Cyclists generally feel safer on quieter roads. A survey of Londoners found that cyclists consider quiet roads to be safer than busy roads. Four-fifths consider quiet roads to be safe, compared with 49 per cent (regular cyclists) or 28 per cent (occasional cyclists) for busy roads. A recent study of current cyclists in London found that cyclists were willing to increase their journey time to travel on better, safer routes. Current London cyclists are prepared to travel further to cycle in cycle lanes, bus lanes, on residential roads and would travel three times further to cycle on off-road routes. Around half of all cyclists would change their route to travel through parks and green spaces, or to travel on a dedicated on-road cycle lane. And around 40 per cent said they would change their route in order to use a Cycle Superhighway.The key fact is that only 28% of occasional cyclists in London think busy roads are safe, compared to a majority who think quiet roads are safe. That may sound obvious to some, but to me it shows illustrates two important points:
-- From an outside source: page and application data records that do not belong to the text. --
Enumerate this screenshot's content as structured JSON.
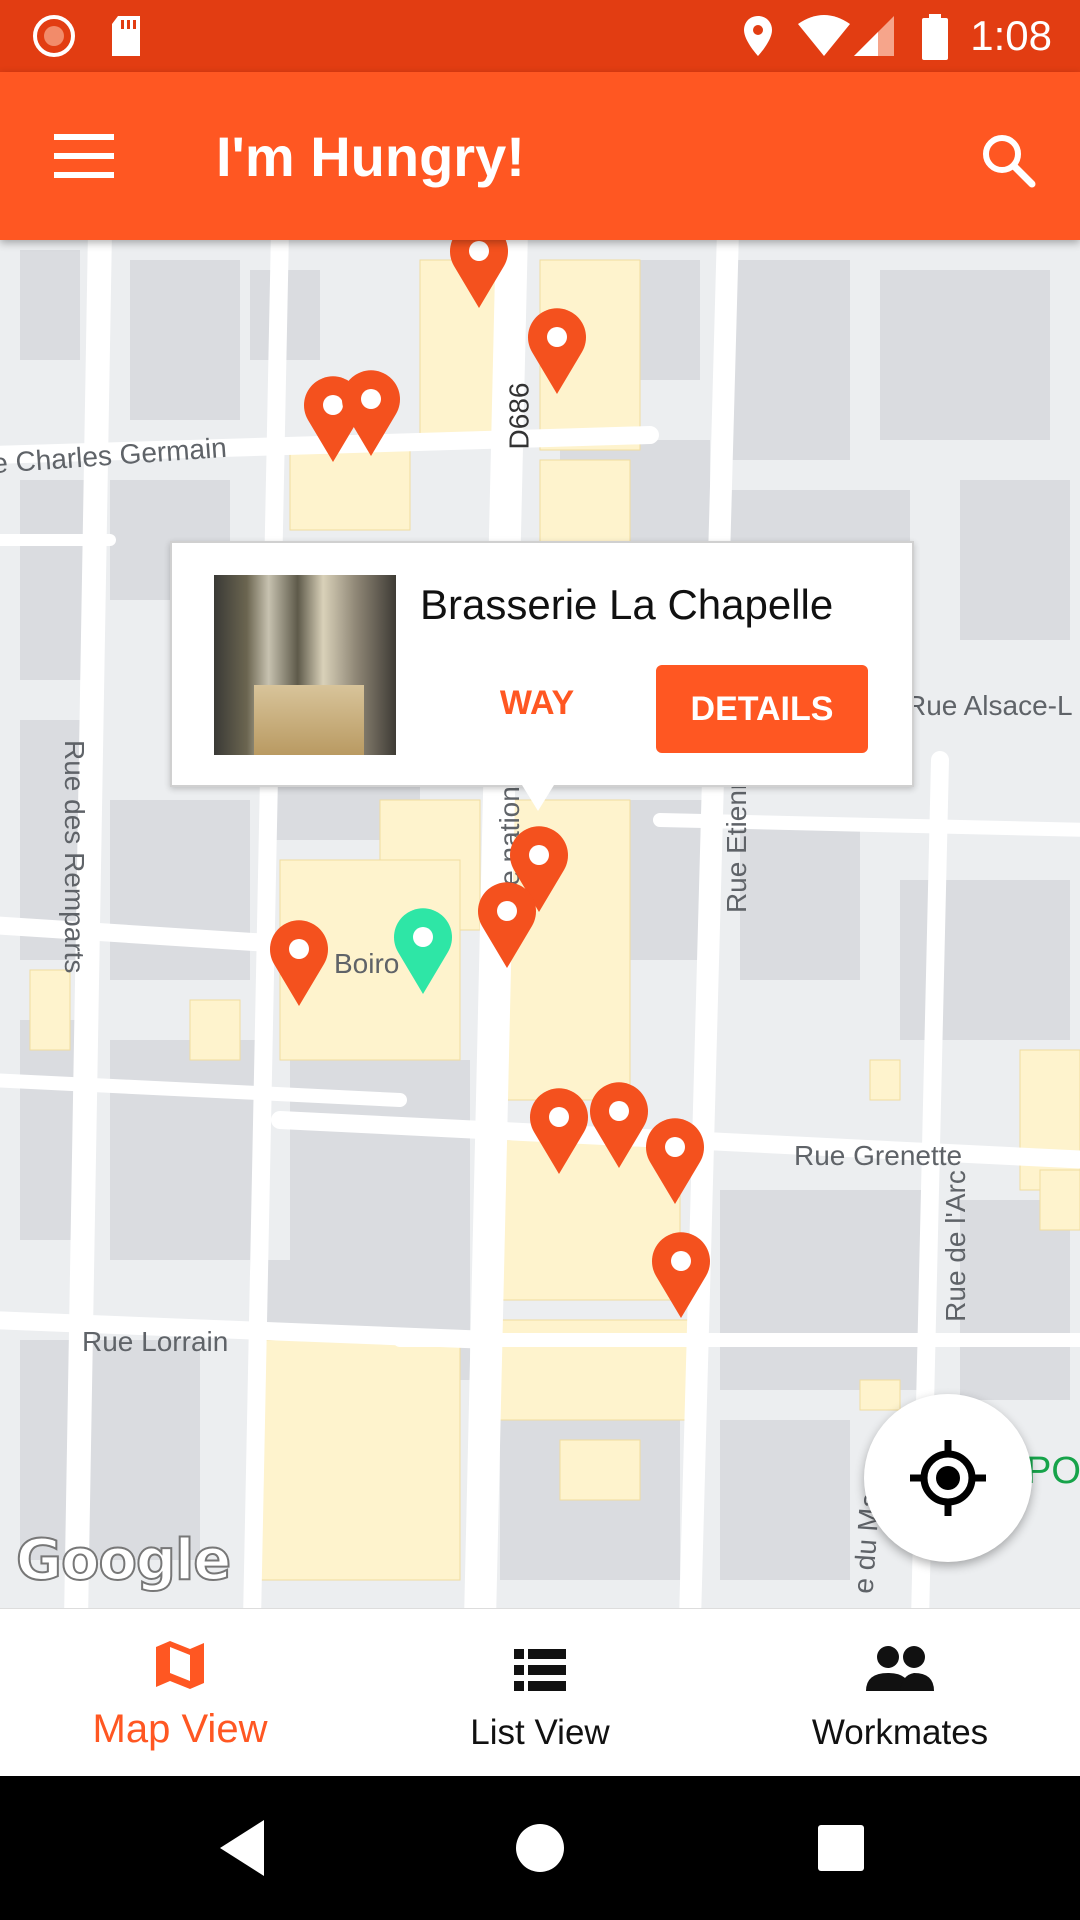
{
  "status_bar": {
    "time": "1:08"
  },
  "app_bar": {
    "title": "I'm Hungry!"
  },
  "map": {
    "street_labels": [
      "e Charles Germain",
      "D686",
      "Rue des Remparts",
      "Rue Alsace-L",
      "e nation",
      "Rue Etienne",
      "Boiro",
      "Rue Grenette",
      "Rue de l'Arc",
      "Rue Lorrain",
      "e du Mac",
      "POI"
    ],
    "attribution": "Google"
  },
  "info_window": {
    "restaurant_name": "Brasserie La Chapelle",
    "way_label": "WAY",
    "details_label": "DETAILS"
  },
  "colors": {
    "primary": "#ff5722",
    "status_bar": "#e23d12",
    "selected_pin": "#2ee6a6"
  },
  "bottom_nav": {
    "items": [
      {
        "label": "Map View",
        "icon": "map-icon",
        "active": true
      },
      {
        "label": "List View",
        "icon": "list-icon",
        "active": false
      },
      {
        "label": "Workmates",
        "icon": "people-icon",
        "active": false
      }
    ]
  }
}
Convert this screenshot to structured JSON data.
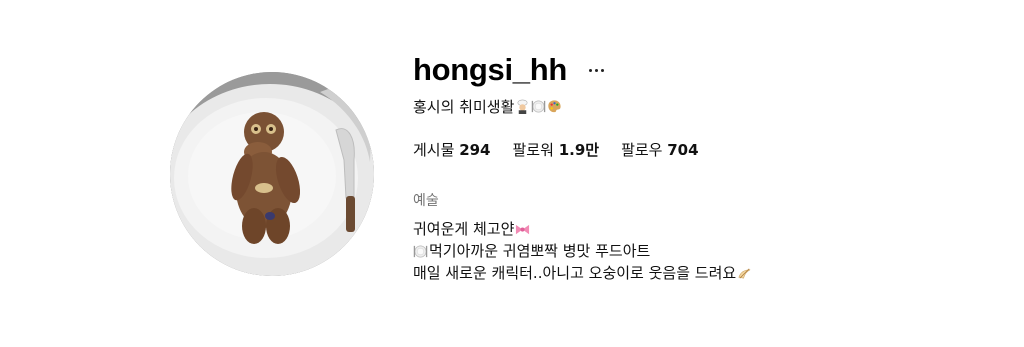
{
  "profile": {
    "username": "hongsi_hh",
    "full_name": "홍시의 취미생활",
    "posts_label": "게시물",
    "posts_count": "294",
    "followers_label": "팔로워",
    "followers_count": "1.9만",
    "following_label": "팔로우",
    "following_count": "704",
    "category": "예술",
    "bio_line1": "귀여운게 체고얀",
    "bio_line2": "먹기아까운 귀염뽀짝 병맛 푸드아트",
    "bio_line3": "매일 새로운 캐릭터..아니고 오숭이로 웃음을 드려요"
  },
  "icons": {
    "more": "more-options-icon",
    "chef": "chef-emoji-icon",
    "plate": "plate-cutlery-emoji-icon",
    "palette": "palette-emoji-icon",
    "ribbon": "ribbon-emoji-icon",
    "bow": "bow-pointing-emoji-icon"
  }
}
- Most people don't think cycling itself is unsafe, just cycling in heavy traffic.
- Busy roads are more likely to have cycling 'infrastructure' such as advisory cycle lanes, but they don't seem to have much impact on safety perceptions. This suggests we need better infrastructure, a la the Netherlands.
The research about how far out of their way people are willing to go for a safe cycle route is also important. Choosing a slower but safer route is a form of 'avertive' behaviour, just like people moving away from a polluted road. It lowers the observed costs in the form of road accidents (or respiratory disease from the polluted road) but it increases the hidden costs borne by people in the form of higher expenditure of time or money to avoid the problem. Avertive behaviour prompted by unsafe cycling conditions ranges from finding a slower but safer route to spending loads of money on luminous clothing to not cycling at all. These costs are very large but to my knowledge are not well accounted for in current transport assessment methods.